Task to complete: What you return should be each line of the data containing the string "sharynalfonsi".

Page and application data records:
* * * *

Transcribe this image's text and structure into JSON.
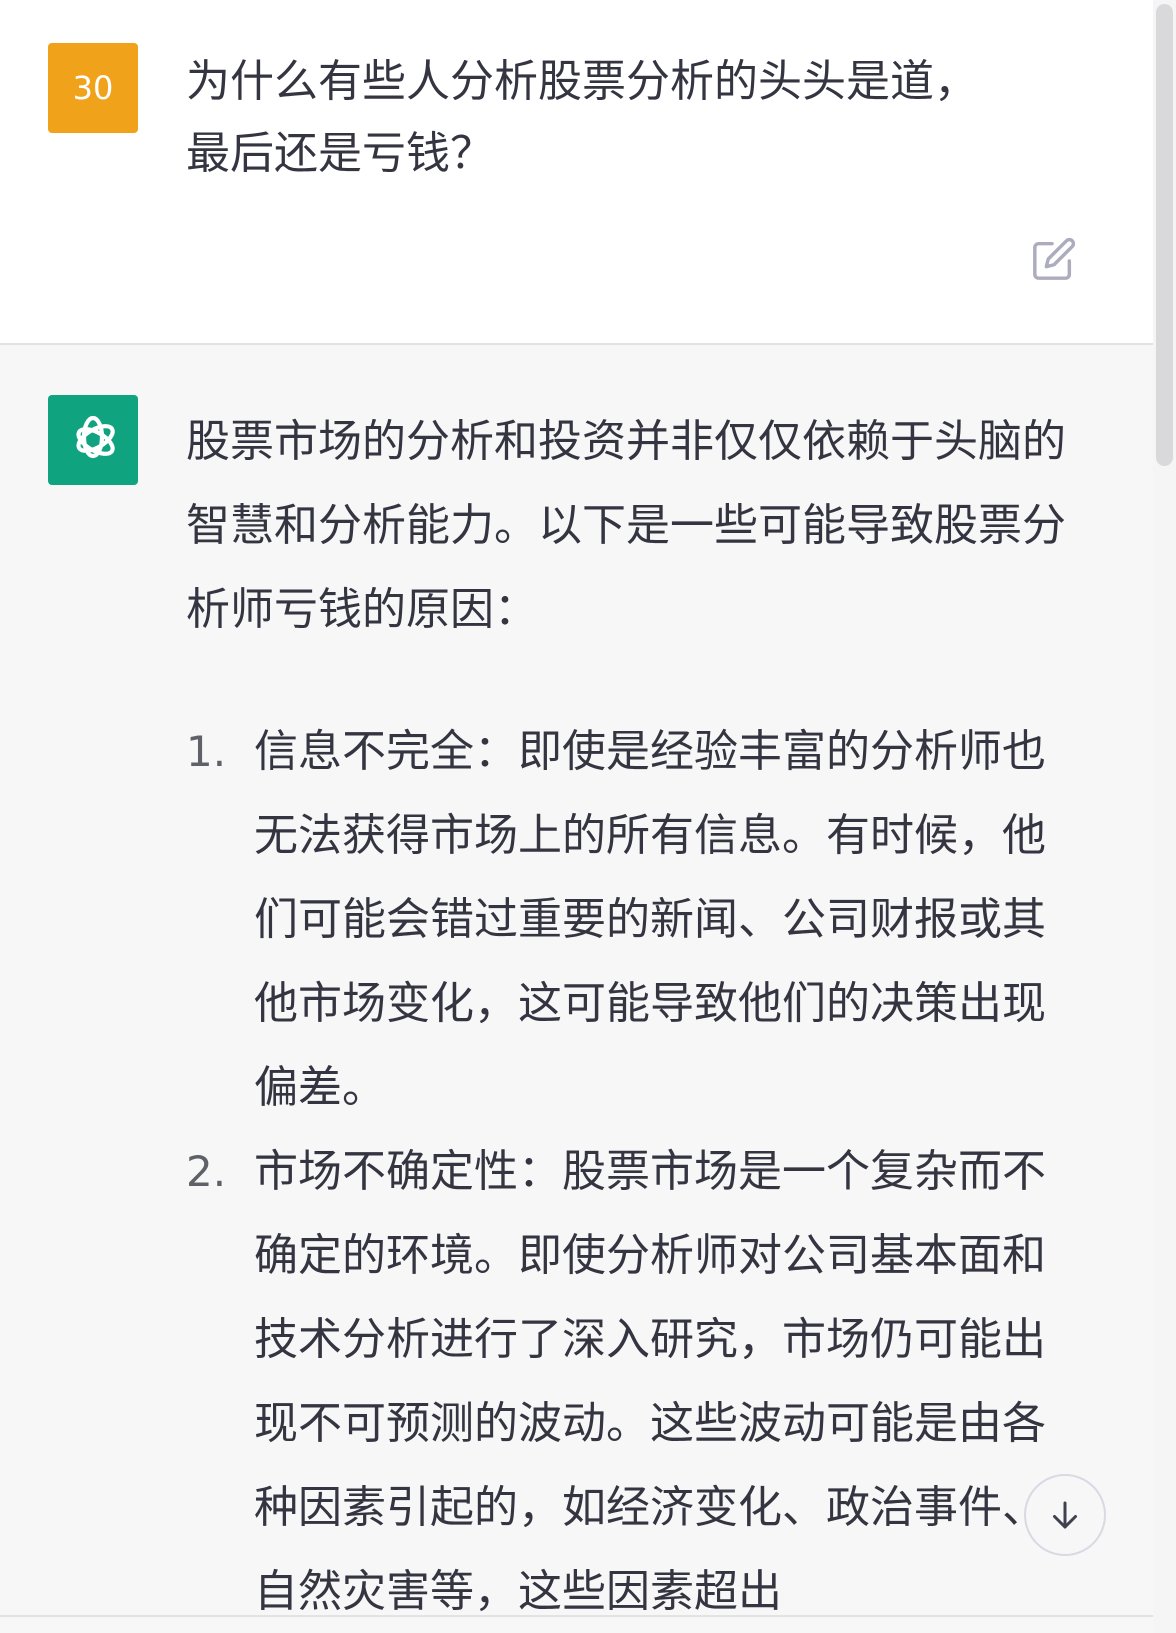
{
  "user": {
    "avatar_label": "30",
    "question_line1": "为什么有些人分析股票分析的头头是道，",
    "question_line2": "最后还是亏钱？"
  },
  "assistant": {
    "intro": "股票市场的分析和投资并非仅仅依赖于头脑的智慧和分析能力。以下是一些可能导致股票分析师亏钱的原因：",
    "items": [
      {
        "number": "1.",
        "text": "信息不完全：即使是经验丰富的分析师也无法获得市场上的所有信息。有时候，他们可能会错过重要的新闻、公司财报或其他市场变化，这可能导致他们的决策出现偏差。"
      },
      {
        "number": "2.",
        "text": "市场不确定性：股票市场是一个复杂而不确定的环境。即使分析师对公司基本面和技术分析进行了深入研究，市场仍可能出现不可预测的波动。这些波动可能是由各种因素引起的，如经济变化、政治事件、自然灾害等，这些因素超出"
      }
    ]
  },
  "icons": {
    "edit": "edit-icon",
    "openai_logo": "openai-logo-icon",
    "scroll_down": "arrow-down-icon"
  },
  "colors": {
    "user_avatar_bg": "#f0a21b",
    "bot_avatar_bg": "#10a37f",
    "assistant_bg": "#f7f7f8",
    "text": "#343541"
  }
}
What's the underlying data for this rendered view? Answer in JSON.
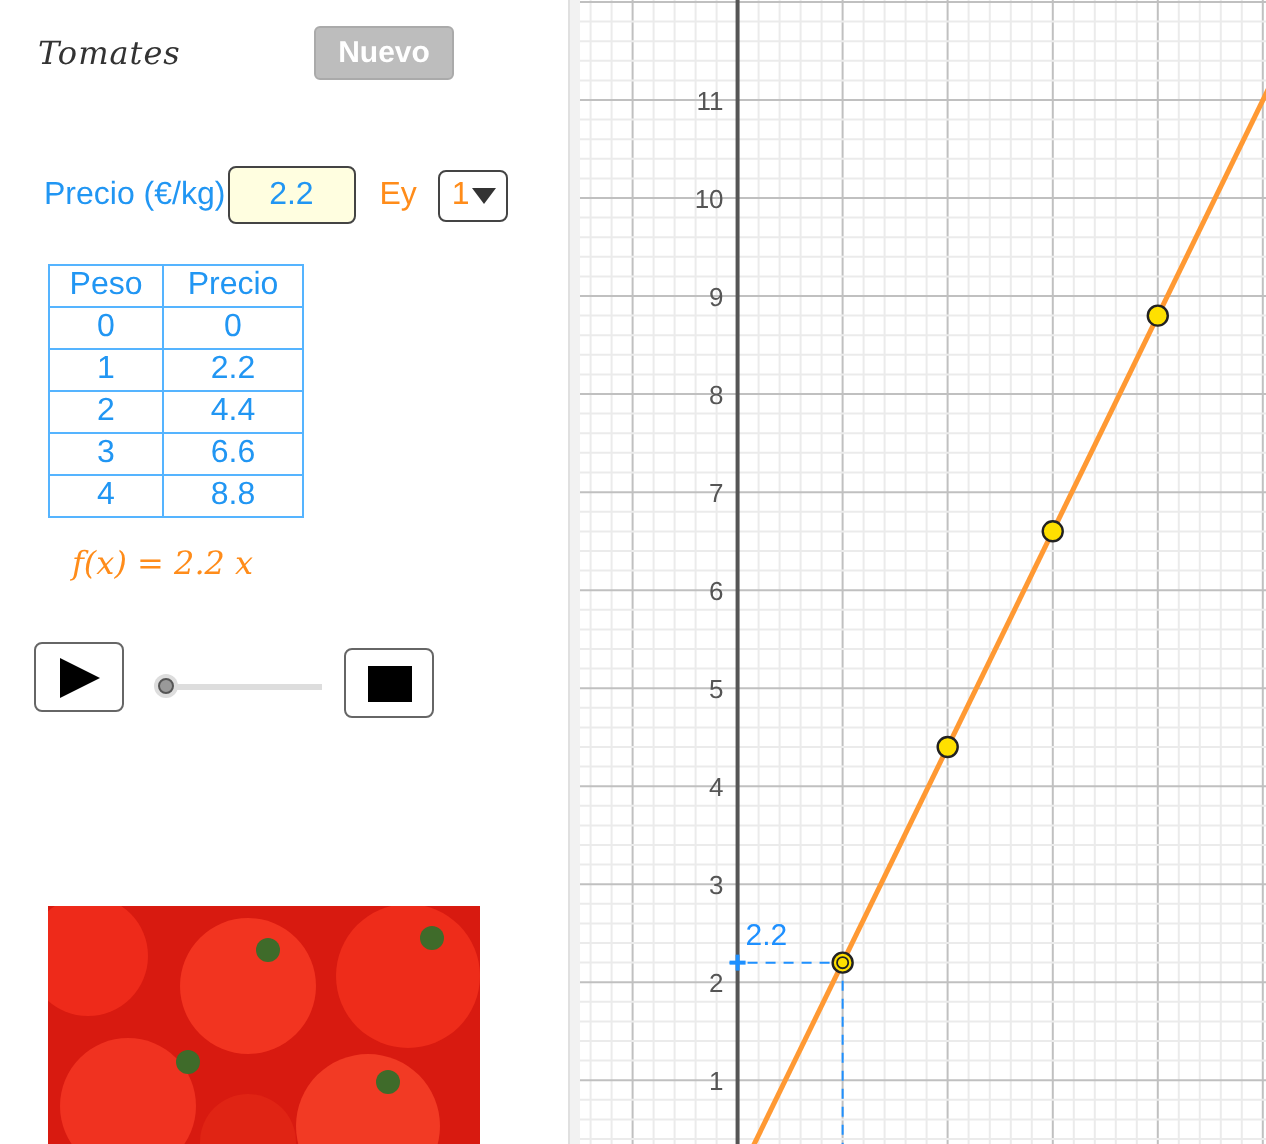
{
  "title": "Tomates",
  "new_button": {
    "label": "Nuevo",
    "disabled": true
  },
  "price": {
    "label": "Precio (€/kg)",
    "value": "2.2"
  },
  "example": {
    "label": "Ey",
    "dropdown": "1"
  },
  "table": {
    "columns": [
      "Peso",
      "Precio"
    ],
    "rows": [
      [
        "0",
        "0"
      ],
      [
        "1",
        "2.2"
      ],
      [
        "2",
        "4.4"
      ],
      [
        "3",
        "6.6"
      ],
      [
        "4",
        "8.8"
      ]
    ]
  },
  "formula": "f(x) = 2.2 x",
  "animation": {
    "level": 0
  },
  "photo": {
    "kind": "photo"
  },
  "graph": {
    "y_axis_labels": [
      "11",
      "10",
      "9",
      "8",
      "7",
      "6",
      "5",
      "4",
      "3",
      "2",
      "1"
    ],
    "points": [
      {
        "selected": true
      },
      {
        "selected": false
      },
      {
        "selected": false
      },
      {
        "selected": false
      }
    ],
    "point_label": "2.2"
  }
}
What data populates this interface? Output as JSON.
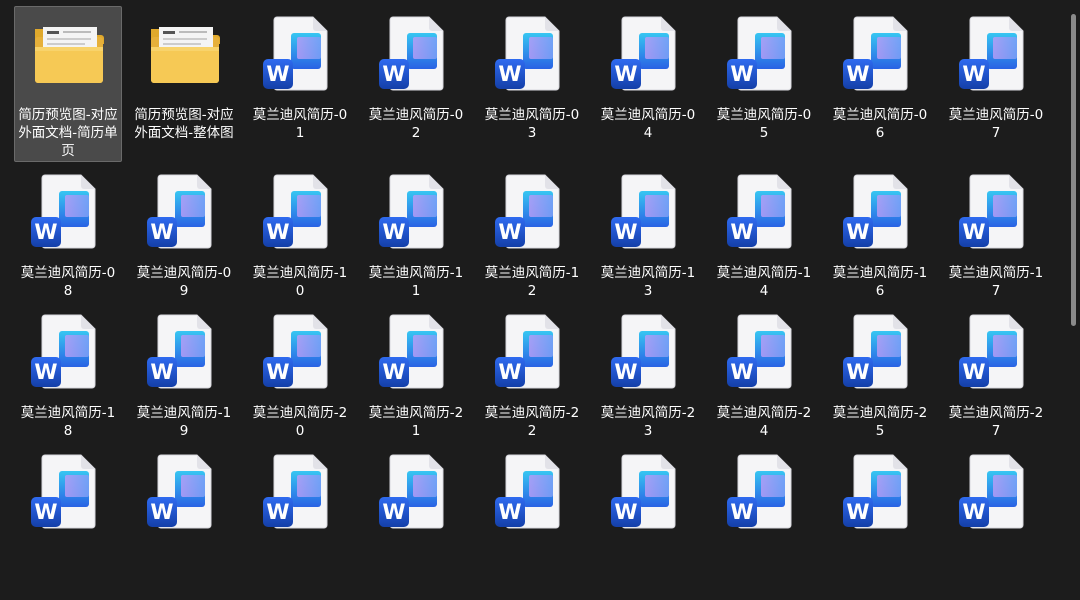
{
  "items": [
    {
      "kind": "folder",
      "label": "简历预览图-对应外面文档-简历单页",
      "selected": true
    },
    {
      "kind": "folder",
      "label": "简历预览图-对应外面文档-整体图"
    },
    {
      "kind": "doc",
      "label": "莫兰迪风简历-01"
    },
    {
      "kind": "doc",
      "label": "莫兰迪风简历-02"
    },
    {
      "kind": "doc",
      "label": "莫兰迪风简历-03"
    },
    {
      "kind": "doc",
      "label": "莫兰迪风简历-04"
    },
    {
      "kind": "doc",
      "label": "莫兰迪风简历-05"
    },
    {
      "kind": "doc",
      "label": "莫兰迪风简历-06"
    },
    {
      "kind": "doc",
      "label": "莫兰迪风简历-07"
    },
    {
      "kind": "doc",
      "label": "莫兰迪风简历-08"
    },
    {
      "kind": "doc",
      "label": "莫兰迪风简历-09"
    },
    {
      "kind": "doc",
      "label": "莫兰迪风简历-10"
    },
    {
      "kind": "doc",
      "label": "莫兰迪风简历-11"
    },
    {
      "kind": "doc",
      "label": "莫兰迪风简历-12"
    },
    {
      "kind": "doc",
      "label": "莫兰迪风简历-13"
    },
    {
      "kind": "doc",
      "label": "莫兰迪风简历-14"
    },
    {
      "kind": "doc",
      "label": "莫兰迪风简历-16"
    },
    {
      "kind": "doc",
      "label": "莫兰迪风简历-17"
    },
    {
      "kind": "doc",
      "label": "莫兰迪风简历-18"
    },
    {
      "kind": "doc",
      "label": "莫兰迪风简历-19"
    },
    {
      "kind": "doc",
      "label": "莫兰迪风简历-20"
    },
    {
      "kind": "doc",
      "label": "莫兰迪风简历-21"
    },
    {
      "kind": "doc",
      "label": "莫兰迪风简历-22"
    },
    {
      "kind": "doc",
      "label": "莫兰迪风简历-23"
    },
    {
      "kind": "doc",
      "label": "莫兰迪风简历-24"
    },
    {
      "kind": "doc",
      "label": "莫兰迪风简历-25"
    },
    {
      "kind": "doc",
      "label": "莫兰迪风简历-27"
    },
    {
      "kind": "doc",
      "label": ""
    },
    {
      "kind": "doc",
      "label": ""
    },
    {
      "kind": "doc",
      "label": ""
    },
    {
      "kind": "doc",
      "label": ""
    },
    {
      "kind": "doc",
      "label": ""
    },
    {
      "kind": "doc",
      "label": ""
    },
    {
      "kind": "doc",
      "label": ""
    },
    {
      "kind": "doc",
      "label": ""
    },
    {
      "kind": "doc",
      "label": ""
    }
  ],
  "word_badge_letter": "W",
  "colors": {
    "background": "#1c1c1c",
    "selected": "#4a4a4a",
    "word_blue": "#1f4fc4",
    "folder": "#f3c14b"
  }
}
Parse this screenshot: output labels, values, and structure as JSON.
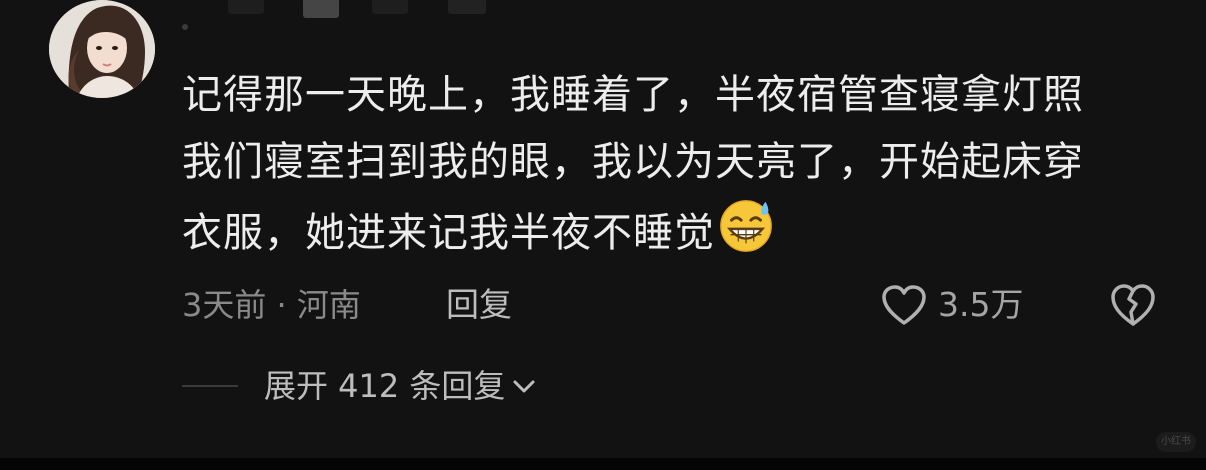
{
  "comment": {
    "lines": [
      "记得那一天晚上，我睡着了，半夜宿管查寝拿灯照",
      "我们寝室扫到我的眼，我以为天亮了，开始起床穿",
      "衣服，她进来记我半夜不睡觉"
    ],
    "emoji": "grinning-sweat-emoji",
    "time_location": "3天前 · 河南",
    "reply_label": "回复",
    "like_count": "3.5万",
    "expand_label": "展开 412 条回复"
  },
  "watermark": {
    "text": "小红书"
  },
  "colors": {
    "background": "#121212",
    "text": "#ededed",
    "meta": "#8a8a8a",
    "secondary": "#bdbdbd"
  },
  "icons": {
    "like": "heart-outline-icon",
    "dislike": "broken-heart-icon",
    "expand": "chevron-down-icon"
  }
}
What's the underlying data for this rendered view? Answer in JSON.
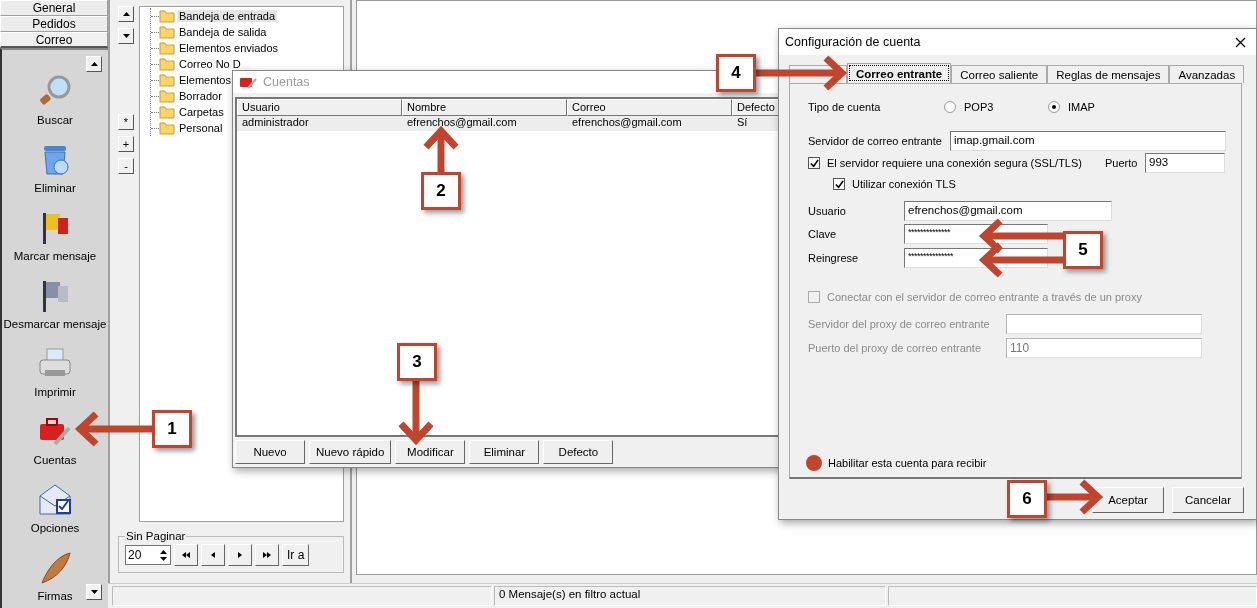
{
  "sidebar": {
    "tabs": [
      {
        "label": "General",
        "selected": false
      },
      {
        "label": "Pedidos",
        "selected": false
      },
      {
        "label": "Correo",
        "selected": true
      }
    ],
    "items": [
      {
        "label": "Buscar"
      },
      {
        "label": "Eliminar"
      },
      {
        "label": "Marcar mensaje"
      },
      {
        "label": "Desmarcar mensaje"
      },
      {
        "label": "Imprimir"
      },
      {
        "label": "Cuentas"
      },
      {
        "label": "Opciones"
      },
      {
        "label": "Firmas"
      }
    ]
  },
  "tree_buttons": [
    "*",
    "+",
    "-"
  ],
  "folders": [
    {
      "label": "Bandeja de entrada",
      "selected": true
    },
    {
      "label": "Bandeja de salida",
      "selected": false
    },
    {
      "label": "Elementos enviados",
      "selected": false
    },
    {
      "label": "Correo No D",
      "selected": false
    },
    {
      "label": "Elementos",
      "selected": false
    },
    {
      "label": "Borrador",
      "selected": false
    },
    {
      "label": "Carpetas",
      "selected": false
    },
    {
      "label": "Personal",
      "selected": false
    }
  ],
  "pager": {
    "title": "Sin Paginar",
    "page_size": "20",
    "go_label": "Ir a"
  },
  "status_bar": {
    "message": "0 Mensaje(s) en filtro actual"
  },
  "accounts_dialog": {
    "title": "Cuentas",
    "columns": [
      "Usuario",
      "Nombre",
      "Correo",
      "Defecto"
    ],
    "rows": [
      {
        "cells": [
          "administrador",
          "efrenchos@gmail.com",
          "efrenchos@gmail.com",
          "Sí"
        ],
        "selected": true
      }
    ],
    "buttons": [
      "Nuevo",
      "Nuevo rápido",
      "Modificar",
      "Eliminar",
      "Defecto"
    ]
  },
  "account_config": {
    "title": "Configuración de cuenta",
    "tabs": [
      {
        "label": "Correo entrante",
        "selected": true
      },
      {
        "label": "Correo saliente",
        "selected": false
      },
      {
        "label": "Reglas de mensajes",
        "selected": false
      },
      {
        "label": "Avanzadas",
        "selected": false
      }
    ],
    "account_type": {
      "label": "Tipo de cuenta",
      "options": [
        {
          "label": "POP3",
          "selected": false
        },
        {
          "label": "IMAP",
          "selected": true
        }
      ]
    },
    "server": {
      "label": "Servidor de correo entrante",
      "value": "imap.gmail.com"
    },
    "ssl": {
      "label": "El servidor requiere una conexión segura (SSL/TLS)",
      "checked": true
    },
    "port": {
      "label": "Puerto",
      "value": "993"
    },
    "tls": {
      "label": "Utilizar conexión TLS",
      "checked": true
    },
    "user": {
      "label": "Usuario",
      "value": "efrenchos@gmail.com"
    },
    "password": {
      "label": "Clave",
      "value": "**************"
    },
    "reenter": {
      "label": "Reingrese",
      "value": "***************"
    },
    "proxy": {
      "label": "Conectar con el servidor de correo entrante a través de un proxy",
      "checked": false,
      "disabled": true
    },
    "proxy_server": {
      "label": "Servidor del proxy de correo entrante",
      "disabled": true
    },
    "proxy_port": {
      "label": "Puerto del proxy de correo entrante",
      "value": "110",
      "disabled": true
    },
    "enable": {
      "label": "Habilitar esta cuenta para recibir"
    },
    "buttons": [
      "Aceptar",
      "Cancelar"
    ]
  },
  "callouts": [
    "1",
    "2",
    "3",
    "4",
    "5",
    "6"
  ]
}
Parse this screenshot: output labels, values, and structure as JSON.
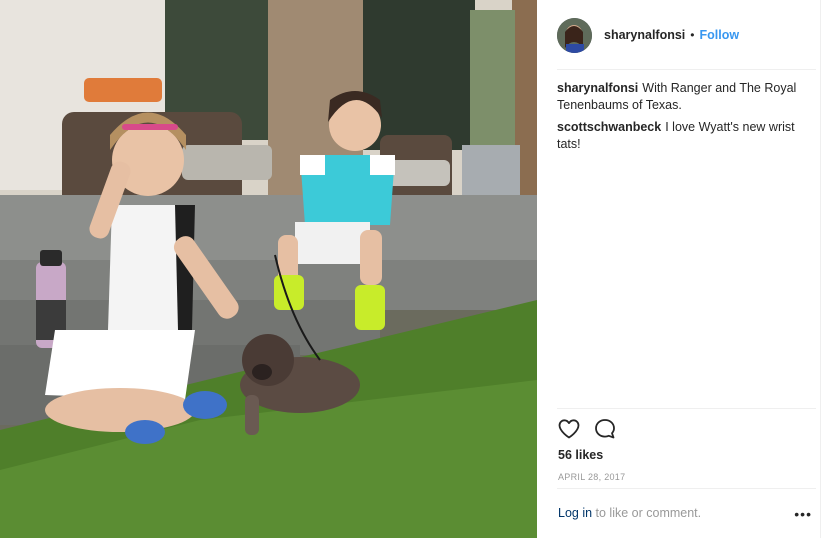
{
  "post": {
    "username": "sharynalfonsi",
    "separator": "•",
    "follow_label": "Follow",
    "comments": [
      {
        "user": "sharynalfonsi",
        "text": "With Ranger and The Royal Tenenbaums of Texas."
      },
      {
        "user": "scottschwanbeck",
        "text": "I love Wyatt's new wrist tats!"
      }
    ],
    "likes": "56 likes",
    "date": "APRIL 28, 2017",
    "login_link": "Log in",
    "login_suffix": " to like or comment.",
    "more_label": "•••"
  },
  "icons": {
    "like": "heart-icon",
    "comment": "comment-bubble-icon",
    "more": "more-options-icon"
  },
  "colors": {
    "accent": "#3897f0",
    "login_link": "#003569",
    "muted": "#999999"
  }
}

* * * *

Solution for this problem:
    "username": "sharynalfonsi",
        "user": "sharynalfonsi",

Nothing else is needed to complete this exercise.